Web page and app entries
----
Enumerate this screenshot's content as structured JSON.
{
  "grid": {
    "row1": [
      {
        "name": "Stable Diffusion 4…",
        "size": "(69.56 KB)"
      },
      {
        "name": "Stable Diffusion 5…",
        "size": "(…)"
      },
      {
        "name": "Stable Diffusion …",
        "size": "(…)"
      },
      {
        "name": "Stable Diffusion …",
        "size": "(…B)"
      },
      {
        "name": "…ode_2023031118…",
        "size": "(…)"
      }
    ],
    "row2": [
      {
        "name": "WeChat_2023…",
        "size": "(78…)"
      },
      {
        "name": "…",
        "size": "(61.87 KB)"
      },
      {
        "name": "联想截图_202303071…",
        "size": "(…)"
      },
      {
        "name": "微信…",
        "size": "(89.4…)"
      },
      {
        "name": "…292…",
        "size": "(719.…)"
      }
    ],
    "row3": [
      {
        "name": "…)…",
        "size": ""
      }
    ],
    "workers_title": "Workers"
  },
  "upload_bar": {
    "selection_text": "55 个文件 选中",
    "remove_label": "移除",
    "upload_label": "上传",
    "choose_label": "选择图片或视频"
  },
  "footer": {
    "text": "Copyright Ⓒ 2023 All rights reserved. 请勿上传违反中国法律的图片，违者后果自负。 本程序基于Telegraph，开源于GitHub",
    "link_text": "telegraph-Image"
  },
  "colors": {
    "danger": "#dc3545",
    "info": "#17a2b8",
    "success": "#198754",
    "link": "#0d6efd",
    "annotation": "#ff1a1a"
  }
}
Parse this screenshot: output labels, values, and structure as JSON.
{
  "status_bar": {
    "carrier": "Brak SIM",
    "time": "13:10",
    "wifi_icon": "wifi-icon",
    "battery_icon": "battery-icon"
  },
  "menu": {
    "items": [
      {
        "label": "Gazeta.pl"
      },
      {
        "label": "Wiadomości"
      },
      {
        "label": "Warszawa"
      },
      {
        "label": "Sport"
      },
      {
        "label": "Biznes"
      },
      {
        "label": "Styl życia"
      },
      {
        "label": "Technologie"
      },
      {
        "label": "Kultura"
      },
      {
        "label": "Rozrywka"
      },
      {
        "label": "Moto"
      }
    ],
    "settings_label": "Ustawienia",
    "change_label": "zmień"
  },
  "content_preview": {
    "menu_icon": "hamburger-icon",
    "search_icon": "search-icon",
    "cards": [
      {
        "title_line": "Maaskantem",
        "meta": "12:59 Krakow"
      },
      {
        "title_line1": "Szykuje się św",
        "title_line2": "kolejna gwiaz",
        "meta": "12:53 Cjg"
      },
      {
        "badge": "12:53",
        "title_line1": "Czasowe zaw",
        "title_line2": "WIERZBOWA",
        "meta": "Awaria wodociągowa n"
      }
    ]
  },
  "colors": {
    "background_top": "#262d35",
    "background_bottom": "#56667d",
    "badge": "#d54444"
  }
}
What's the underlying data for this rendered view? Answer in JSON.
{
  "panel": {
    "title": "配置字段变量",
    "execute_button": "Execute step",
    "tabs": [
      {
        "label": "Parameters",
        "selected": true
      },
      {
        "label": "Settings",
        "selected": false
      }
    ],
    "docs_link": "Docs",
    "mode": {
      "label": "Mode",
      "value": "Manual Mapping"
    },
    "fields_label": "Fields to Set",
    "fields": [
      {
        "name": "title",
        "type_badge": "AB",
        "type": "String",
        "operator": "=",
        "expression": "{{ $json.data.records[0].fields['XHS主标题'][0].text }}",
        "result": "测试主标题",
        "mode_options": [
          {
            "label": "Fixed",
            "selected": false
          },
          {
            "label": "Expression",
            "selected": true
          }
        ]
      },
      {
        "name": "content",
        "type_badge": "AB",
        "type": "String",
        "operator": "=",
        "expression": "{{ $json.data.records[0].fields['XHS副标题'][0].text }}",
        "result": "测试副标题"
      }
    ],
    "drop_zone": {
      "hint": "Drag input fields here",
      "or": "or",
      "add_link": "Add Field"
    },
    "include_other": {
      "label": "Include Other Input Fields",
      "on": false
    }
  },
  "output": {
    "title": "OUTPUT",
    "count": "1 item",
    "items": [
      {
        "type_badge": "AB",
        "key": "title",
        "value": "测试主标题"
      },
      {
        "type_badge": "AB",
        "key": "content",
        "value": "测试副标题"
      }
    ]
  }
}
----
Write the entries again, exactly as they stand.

Enumerate this screenshot's content as structured JSON.
{
  "grid": {
    "row1": [
      {
        "name": "Stable Diffusion 4…",
        "size": "(69.56 KB)"
      },
      {
        "name": "Stable Diffusion 5…",
        "size": "(…)"
      },
      {
        "name": "Stable Diffusion …",
        "size": "(…)"
      },
      {
        "name": "Stable Diffusion …",
        "size": "(…B)"
      },
      {
        "name": "…ode_2023031118…",
        "size": "(…)"
      }
    ],
    "row2": [
      {
        "name": "WeChat_2023…",
        "size": "(78…)"
      },
      {
        "name": "…",
        "size": "(61.87 KB)"
      },
      {
        "name": "联想截图_202303071…",
        "size": "(…)"
      },
      {
        "name": "微信…",
        "size": "(89.4…)"
      },
      {
        "name": "…292…",
        "size": "(719.…)"
      }
    ],
    "row3": [
      {
        "name": "…)…",
        "size": ""
      }
    ],
    "workers_title": "Workers"
  },
  "upload_bar": {
    "selection_text": "55 个文件 选中",
    "remove_label": "移除",
    "upload_label": "上传",
    "choose_label": "选择图片或视频"
  },
  "footer": {
    "text": "Copyright Ⓒ 2023 All rights reserved. 请勿上传违反中国法律的图片，违者后果自负。 本程序基于Telegraph，开源于GitHub",
    "link_text": "telegraph-Image"
  },
  "colors": {
    "danger": "#dc3545",
    "info": "#17a2b8",
    "success": "#198754",
    "link": "#0d6efd",
    "annotation": "#ff1a1a"
  }
}
Parse this screenshot: output labels, values, and structure as JSON.
{
  "status_bar": {
    "carrier": "Brak SIM",
    "time": "13:10",
    "wifi_icon": "wifi-icon",
    "battery_icon": "battery-icon"
  },
  "menu": {
    "items": [
      {
        "label": "Gazeta.pl"
      },
      {
        "label": "Wiadomości"
      },
      {
        "label": "Warszawa"
      },
      {
        "label": "Sport"
      },
      {
        "label": "Biznes"
      },
      {
        "label": "Styl życia"
      },
      {
        "label": "Technologie"
      },
      {
        "label": "Kultura"
      },
      {
        "label": "Rozrywka"
      },
      {
        "label": "Moto"
      }
    ],
    "settings_label": "Ustawienia",
    "change_label": "zmień"
  },
  "content_preview": {
    "menu_icon": "hamburger-icon",
    "search_icon": "search-icon",
    "cards": [
      {
        "title_line": "Maaskantem",
        "meta": "12:59 Krakow"
      },
      {
        "title_line1": "Szykuje się św",
        "title_line2": "kolejna gwiaz",
        "meta": "12:53 Cjg"
      },
      {
        "badge": "12:53",
        "title_line1": "Czasowe zaw",
        "title_line2": "WIERZBOWA",
        "meta": "Awaria wodociągowa n"
      }
    ]
  },
  "colors": {
    "background_top": "#262d35",
    "background_bottom": "#56667d",
    "badge": "#d54444"
  }
}
What's the underlying data for this rendered view? Answer in JSON.
{
  "panel": {
    "title": "配置字段变量",
    "execute_button": "Execute step",
    "tabs": [
      {
        "label": "Parameters",
        "selected": true
      },
      {
        "label": "Settings",
        "selected": false
      }
    ],
    "docs_link": "Docs",
    "mode": {
      "label": "Mode",
      "value": "Manual Mapping"
    },
    "fields_label": "Fields to Set",
    "fields": [
      {
        "name": "title",
        "type_badge": "AB",
        "type": "String",
        "operator": "=",
        "expression": "{{ $json.data.records[0].fields['XHS主标题'][0].text }}",
        "result": "测试主标题",
        "mode_options": [
          {
            "label": "Fixed",
            "selected": false
          },
          {
            "label": "Expression",
            "selected": true
          }
        ]
      },
      {
        "name": "content",
        "type_badge": "AB",
        "type": "String",
        "operator": "=",
        "expression": "{{ $json.data.records[0].fields['XHS副标题'][0].text }}",
        "result": "测试副标题"
      }
    ],
    "drop_zone": {
      "hint": "Drag input fields here",
      "or": "or",
      "add_link": "Add Field"
    },
    "include_other": {
      "label": "Include Other Input Fields",
      "on": false
    }
  },
  "output": {
    "title": "OUTPUT",
    "count": "1 item",
    "items": [
      {
        "type_badge": "AB",
        "key": "title",
        "value": "测试主标题"
      },
      {
        "type_badge": "AB",
        "key": "content",
        "value": "测试副标题"
      }
    ]
  }
}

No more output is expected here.